All early childhood services are required to promote children's health and safety and to regularly review their compliance with legal requirements.

Dr Lesley Patterson

Director Review and Improvement Services Southern

Southern Region

27 August 2019

The Purpose of ERO Reports

The Education Review Office (ERO) is the government department that, as part of its work, reviews early childhood services throughout Aotearoa New Zealand. ERO’s reports provide information for parents and communities about each service’s strengths and next steps for development. ERO’s bicultural evaluation framework Ngā Pou Here is described in SECTION 3 of this report. Early childhood services are partners in the review process and are expected to make use of the review findings to enhance children's wellbeing and learning.

2 Information about the Early Childhood Service

Location

Ashburton

Ministry of Education profile number

70309

Licence type

Education & Care Service

Licensed under

Education (Early Childhood Services) Regulations 2008

Number licensed for

69 children, including up to 13 aged under 2

Service roll

73

Gender composition

Boys 39, Girls 34

Ethnic composition

Māori
NZ European/Pākehā
Pacific
Other ethnicities

6
55
6
6

Percentage of qualified teachers

80%

Reported ratios of staff to children

Under 2

1:5

Meets minimum requirements

Over 2

1:10

Meets minimum requirements

Review team on site

July 2019

Date of this report

27 August 2019

Most recent ERO reports

Education Review

March 2016

Education Review

February 2013

3 General Information about Early Childhood Reviews

ERO’s Evaluation Framework

ERO’s overarching question for an early childhood education review is ‘How well placed is this service to promote positive learning outcomes for children?’ ERO focuses on the following factors as described in the bicultural framework Ngā Pou Here:

Pou Whakahaere – how the service determines its vision, philosophy and direction to ensure positive outcomes for children

Pou Ārahi – how leadership is enacted to enhance positive outcomes for children

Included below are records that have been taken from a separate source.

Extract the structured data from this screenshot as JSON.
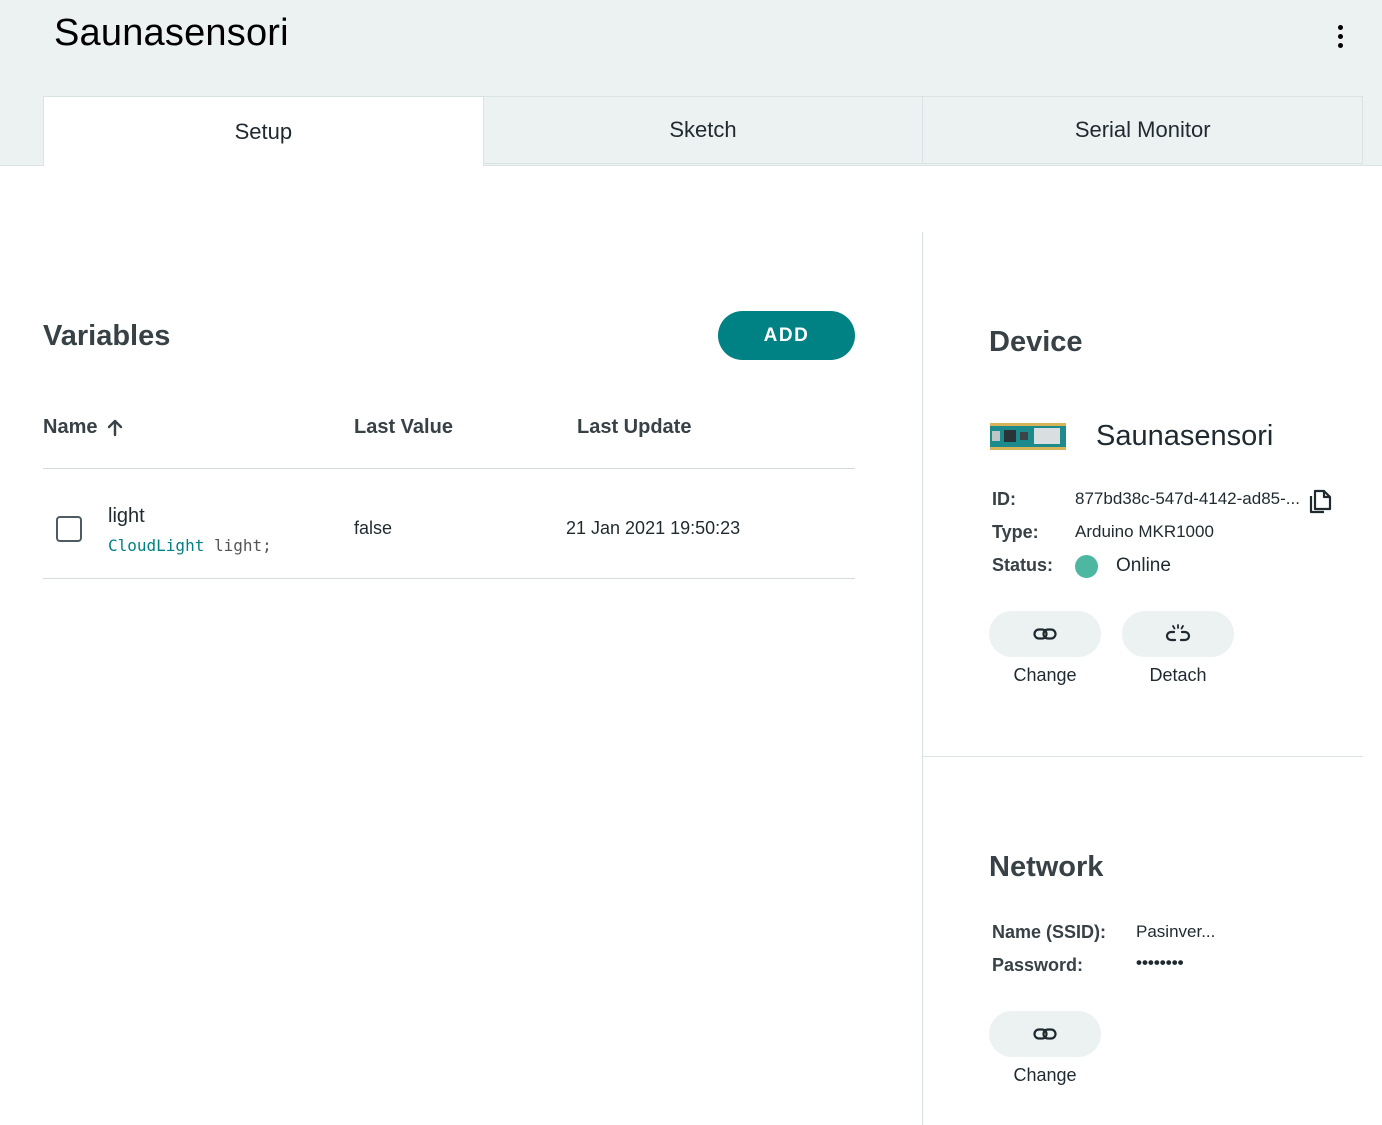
{
  "header": {
    "thing_title": "Saunasensori",
    "menu_icon": "more-vertical-icon"
  },
  "tabs": [
    {
      "label": "Setup",
      "active": true
    },
    {
      "label": "Sketch",
      "active": false
    },
    {
      "label": "Serial Monitor",
      "active": false
    }
  ],
  "variables": {
    "title": "Variables",
    "add_label": "ADD",
    "columns": {
      "name": "Name",
      "name_sort_icon": "arrow-up-icon",
      "last_value": "Last Value",
      "last_update": "Last Update"
    },
    "rows": [
      {
        "name": "light",
        "decl_type": "CloudLight",
        "decl_rest": " light;",
        "last_value": "false",
        "last_update": "21 Jan 2021 19:50:23",
        "checked": false
      }
    ]
  },
  "device": {
    "title": "Device",
    "board_icon": "arduino-board-icon",
    "name": "Saunasensori",
    "id_label": "ID:",
    "id_value": "877bd38c-547d-4142-ad85-...",
    "type_label": "Type:",
    "type_value": "Arduino MKR1000",
    "status_label": "Status:",
    "status_value": "Online",
    "status_color": "#4db7a2",
    "change_label": "Change",
    "detach_label": "Detach"
  },
  "network": {
    "title": "Network",
    "ssid_label": "Name (SSID):",
    "ssid_value": "Pasinver...",
    "password_label": "Password:",
    "password_value": "••••••••",
    "change_label": "Change"
  },
  "colors": {
    "accent": "#008184",
    "header_bg": "#ecf1f1",
    "online": "#4db7a2"
  }
}
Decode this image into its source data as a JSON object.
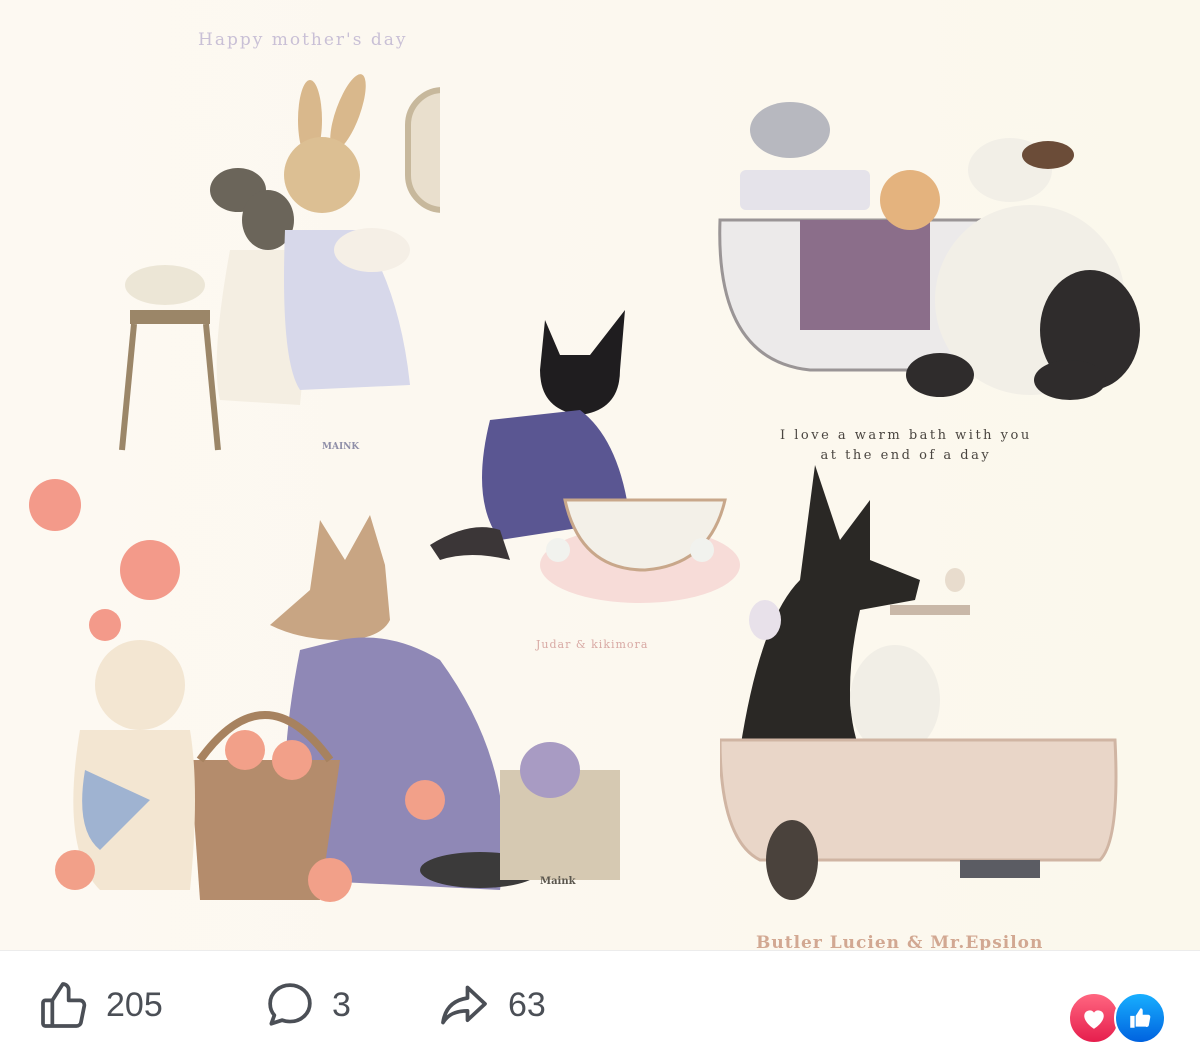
{
  "post": {
    "image": {
      "captions": {
        "mother_day": "Happy mother's day",
        "warm_bath": "I love a warm bath with you\nat the end of a day",
        "judar": "Judar & kikimora",
        "signature_1": "MAINK",
        "signature_2": "Maink",
        "butler": "Butler Lucien & Mr.Epsilon"
      }
    },
    "actions": {
      "like": {
        "icon": "thumbs-up-icon",
        "count": "205"
      },
      "comment": {
        "icon": "comment-bubble-icon",
        "count": "3"
      },
      "share": {
        "icon": "share-arrow-icon",
        "count": "63"
      }
    },
    "reactions": [
      {
        "type": "love",
        "icon": "heart-icon",
        "color": "#f33e58"
      },
      {
        "type": "like",
        "icon": "thumbs-up-icon",
        "color": "#1877f2"
      }
    ]
  }
}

Mātauranga – whose knowledge is valued and how the curriculum is designed to achieve positive outcomes for children

Tikanga whakaako – how approaches to teaching and learning respond to diversity and support positive outcomes for children.

Within these areas ERO considers the effectiveness of arotake – self review and of whanaungatanga – partnerships with parents and whānau.

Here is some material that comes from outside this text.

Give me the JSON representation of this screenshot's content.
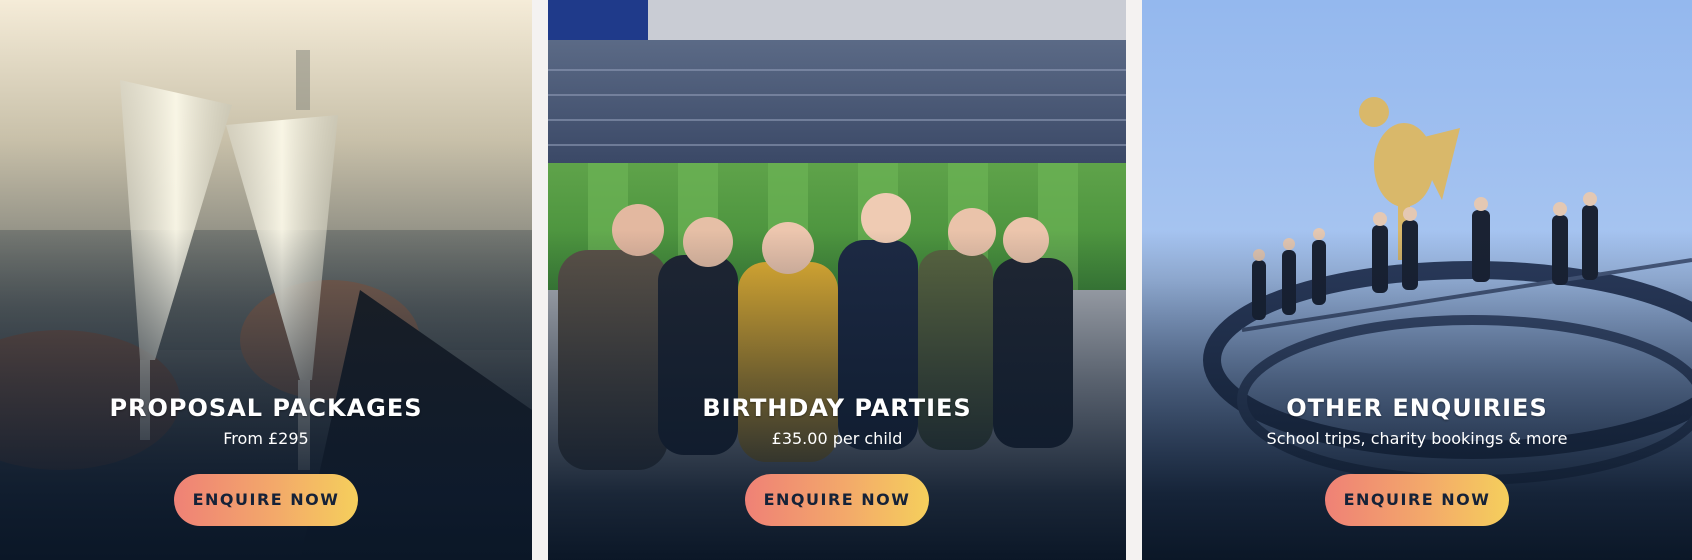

ERO evaluates how well placed a service is to sustain good practice and make ongoing improvements for the benefit of all children at the service.

A focus for the government is that all children, especially priority learners, have an opportunity to benefit from quality early childhood education. ERO will report on how well each service promotes positive outcomes for all children, with a focus on children who are Māori, Pacific, have diverse needs, and are up to the age of two.

For more information about the framework and Ngā Pou Here refer to ERO’s Approach to Review in Early Childhood Services.

ERO’s Overall Judgement

The overall judgement that ERO makes will depend on how well the service promotes positive learning outcomes for children. The categories are:

  • Very well placed

  • Well placed

  • Requires further development

  • Not well placed

ERO has developed criteria for each category. These are available on ERO’s website.

Review Coverage

ERO reviews are tailored to each service’s context and performance, within the overarching review framework. The aim is to provide information on aspects that are central to positive outcomes for children and useful to the service.